Addressing you from the land of the Wurundjeri people of the Kulin nation.

Considering the questions presented in the agenda centred on the Church’s ministry to those “on the margins” and continued examination of the Church’s synodal way, I propose that the Council consider the unique ministry of deacons as intermediaries bridging the gaps within the Church, and between the Church and the rest of the world.

While the deacon is a sacred minister by virtue of ordination, the ministry of the deacon is more appropriately a bridge between priests and bishops, and the People of God. But, because the deacon is not a priest, he stands amongst and within the faithful, binds them together, and collectively brings their needs to the Eucharistic altar before bringing these gifts back from the altar to the People of God, both within the Church and “on the margins.”

In imitation of Christ the Servant, deacons lead the Church in taking that Eucharistic celebration and vision of the Kingdom of God into the world. Though they do not preside at the Eucharist, the deacon is responsible for bringing the Eucharist to the forgotten, awkward corners of the world. Without diaconal ministry alongside that of the priest (or bishop) in the Liturgy, the Church can become inward-looking. More importantly, the priestly role of presiding at the Eucharist may become diluted and deprived of its outworking in mission.

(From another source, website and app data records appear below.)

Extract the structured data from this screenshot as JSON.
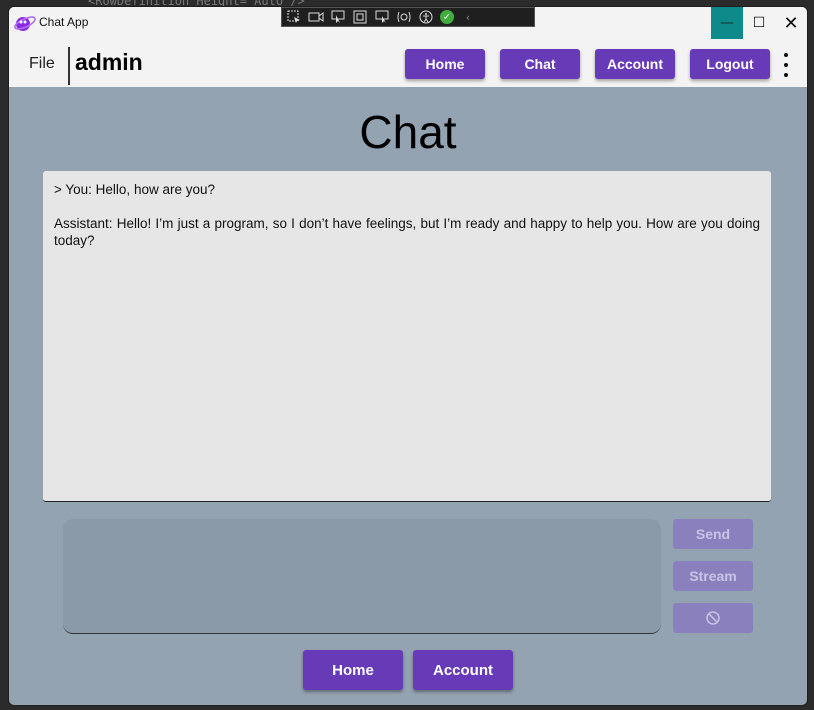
{
  "window": {
    "title": "Chat App",
    "controls": {
      "minimize": "—",
      "maximize": "☐",
      "close": "✕"
    },
    "accent": "#0f8a8a"
  },
  "debug_toolbar": {
    "icons": [
      "select-element-icon",
      "record-icon",
      "pointer-icon",
      "display-layout-icon",
      "track-focus-icon",
      "hot-reload-icon",
      "accessibility-icon",
      "status-ok-icon",
      "collapse-icon"
    ]
  },
  "menubar": {
    "file_label": "File",
    "user_name": "admin",
    "nav": [
      {
        "label": "Home"
      },
      {
        "label": "Chat"
      },
      {
        "label": "Account"
      },
      {
        "label": "Logout"
      }
    ],
    "more_icon": "more-vertical-icon"
  },
  "page": {
    "heading": "Chat"
  },
  "chat": {
    "messages": [
      "> You: Hello, how are you?",
      "Assistant: Hello! I’m just a program, so I don’t have feelings, but I’m ready and happy to help you. How are you doing today?"
    ]
  },
  "composer": {
    "input_value": "",
    "send_label": "Send",
    "stream_label": "Stream",
    "cancel_icon": "cancel-icon"
  },
  "footer_nav": {
    "home_label": "Home",
    "account_label": "Account"
  },
  "colors": {
    "primary": "#673ab7",
    "primary_disabled": "#8a80bd",
    "content_bg": "#94a3b1",
    "panel_bg": "#e6e6e6"
  }
}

Hence, in closing, I ask the Council to consider the “new wine” that the diaconate could bring to this renewed vision of a mission-driven and mission-structured Church; founded on the apostles with Jesus Christ as the Chief Cornerstone (Eph. 2:21). A Church on mission must involve the whole Body of Christ, not segments of it. We have deacons because we have priests, not because of a shortage.